Disconnect between publishing and advertising

Digital Marketing has followed the print CPM model: audience and impressions trump good design and reader engagement. Because that static litter didn’t work well, we created another artifact: Rich Media. Attention-grabbing, colorful and moving litter that was completely disconnected from the new design of sites (simple, direct, user-focused) that creates connection with customers. Just like Flash is fading away, we will see this litter discarded for CPM prices for 1/1000 of $1.

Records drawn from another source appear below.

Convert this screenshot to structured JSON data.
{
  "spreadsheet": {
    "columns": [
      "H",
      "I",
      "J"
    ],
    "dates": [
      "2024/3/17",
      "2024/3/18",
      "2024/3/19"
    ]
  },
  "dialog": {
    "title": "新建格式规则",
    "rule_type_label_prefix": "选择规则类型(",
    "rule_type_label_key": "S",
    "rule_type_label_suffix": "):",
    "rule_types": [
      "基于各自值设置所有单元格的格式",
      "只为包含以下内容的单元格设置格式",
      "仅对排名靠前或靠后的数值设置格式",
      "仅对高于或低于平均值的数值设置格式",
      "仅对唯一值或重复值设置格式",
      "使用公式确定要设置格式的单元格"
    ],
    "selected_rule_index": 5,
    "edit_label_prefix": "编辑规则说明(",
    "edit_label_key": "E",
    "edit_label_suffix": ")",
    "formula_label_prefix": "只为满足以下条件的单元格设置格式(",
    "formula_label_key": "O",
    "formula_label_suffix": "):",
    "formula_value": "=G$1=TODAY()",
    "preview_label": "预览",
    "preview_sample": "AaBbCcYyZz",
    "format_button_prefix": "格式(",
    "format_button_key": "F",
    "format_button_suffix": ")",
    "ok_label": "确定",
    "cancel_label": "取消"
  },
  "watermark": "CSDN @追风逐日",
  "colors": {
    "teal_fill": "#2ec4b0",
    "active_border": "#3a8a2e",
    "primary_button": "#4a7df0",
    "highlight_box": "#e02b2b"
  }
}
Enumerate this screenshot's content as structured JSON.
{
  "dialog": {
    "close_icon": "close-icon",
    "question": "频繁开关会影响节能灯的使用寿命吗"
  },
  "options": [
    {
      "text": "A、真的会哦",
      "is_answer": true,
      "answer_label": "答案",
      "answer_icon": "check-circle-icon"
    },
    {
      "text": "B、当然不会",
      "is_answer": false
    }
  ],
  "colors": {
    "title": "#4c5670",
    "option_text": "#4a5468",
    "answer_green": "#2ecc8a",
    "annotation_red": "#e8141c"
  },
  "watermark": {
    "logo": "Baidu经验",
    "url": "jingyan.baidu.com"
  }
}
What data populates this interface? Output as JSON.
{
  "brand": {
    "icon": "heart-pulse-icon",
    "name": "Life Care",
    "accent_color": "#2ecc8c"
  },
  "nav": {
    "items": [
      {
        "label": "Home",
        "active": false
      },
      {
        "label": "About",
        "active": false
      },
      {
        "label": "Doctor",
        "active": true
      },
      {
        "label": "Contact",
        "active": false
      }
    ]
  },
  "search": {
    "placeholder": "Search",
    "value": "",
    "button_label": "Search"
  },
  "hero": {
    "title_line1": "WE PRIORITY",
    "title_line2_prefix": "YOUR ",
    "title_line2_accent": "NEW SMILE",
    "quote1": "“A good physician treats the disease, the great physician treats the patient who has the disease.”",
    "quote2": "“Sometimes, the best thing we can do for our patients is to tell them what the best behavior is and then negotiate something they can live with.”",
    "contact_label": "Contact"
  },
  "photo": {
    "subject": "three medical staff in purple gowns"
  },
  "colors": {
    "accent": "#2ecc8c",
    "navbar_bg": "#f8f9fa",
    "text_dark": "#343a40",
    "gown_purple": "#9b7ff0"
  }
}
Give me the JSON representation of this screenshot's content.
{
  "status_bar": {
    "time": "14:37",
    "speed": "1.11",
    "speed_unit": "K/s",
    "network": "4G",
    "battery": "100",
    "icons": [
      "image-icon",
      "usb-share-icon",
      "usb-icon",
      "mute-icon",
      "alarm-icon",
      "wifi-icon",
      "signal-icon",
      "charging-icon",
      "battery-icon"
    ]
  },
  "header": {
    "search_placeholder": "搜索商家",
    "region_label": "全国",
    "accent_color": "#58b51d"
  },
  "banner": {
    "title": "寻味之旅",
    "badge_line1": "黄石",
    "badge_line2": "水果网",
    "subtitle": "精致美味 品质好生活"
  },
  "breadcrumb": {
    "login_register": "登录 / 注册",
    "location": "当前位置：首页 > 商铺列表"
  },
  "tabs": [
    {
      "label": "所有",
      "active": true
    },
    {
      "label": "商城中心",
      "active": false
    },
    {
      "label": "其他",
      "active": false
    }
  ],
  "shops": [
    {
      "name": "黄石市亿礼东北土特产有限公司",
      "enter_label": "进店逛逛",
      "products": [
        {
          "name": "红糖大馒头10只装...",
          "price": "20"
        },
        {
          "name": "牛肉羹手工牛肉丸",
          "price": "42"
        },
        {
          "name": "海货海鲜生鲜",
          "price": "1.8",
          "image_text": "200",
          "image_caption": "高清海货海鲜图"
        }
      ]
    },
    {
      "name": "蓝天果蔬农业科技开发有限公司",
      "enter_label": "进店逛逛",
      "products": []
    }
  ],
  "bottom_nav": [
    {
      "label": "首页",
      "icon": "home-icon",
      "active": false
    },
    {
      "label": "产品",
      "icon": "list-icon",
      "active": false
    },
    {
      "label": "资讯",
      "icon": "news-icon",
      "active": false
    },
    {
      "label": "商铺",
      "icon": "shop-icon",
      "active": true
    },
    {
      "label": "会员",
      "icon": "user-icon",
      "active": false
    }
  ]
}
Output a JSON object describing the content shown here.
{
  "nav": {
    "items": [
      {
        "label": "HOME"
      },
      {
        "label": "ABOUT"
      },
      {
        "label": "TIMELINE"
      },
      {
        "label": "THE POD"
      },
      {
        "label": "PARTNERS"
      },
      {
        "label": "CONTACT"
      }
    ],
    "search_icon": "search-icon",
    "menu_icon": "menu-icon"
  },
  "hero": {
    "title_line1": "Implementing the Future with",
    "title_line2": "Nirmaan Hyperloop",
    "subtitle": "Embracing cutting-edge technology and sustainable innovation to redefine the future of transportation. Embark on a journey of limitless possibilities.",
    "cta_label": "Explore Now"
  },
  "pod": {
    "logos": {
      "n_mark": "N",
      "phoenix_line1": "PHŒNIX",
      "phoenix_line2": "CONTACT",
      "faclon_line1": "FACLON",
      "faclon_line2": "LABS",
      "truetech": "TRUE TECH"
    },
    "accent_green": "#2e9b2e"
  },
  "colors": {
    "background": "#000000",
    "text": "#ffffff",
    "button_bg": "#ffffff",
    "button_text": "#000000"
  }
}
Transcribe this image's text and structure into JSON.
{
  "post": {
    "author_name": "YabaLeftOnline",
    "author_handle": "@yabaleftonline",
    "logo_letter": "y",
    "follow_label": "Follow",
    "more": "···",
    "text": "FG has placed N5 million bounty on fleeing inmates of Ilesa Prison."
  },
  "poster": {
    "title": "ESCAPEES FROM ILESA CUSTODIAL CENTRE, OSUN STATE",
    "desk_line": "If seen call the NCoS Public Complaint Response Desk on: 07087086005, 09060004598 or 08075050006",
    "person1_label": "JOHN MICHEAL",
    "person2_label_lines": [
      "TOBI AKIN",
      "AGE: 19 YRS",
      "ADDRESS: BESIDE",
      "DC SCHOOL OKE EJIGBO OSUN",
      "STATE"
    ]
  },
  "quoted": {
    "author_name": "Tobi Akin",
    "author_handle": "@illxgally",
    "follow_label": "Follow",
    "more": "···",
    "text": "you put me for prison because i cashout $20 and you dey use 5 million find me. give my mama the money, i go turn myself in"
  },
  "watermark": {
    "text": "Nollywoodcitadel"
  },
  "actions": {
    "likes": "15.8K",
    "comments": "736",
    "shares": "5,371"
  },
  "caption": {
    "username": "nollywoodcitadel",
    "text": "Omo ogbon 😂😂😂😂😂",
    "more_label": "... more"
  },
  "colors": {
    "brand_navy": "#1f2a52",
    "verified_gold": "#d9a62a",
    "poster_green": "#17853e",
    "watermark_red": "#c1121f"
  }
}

The print model for digital marketing is bankrupt. And, it’s time to destroy it. The fluidity of current digital design is battling with the fixed and standard sizes of web ads. It’s a legacy of a single-size page design, and the idea that a web page is “space” we carve up like an old newspaper. The value of homepage ads has peaked a long time ago when we moved from a digital portal economy to a digital link economy. A real sponsorship of content has more value and is more intriguing because it’s part of the overall content, no matter where I engage with it. And, that’s what we all want: Connection with the reader.

How to solve the digital inventory problem

We need to reduce the number of ad positions

Do I really have to explain this? Do you remember the 8 ads on Yahoo’s homepage? Or the 11 ads on NYT’s homepage?

We need to charge more for ads

That’s a tough one. Sometimes it feels as if the whole digital marketing industry has signed a Grover Norquist-like pledge never to increase prices. Cheaper, faster, less effective has been the mantra of our industry. We need to change it to “Pricier, more engaging and effective”.

Publishers need to focus again on sponsorships and stop littering their content with network junk. I’d be willing to pay more for exclusive sponsorships and positions through cross-platforms and supported by insightful analytics.

It comes down to good content and great stories. We have to rethink what worked in print and develop a new business model for the digital marketing community.

From hoarder to minimalist.

Good advertising is interesting and looks intriguing. Litter is never interesting and doesn’t look intriguing.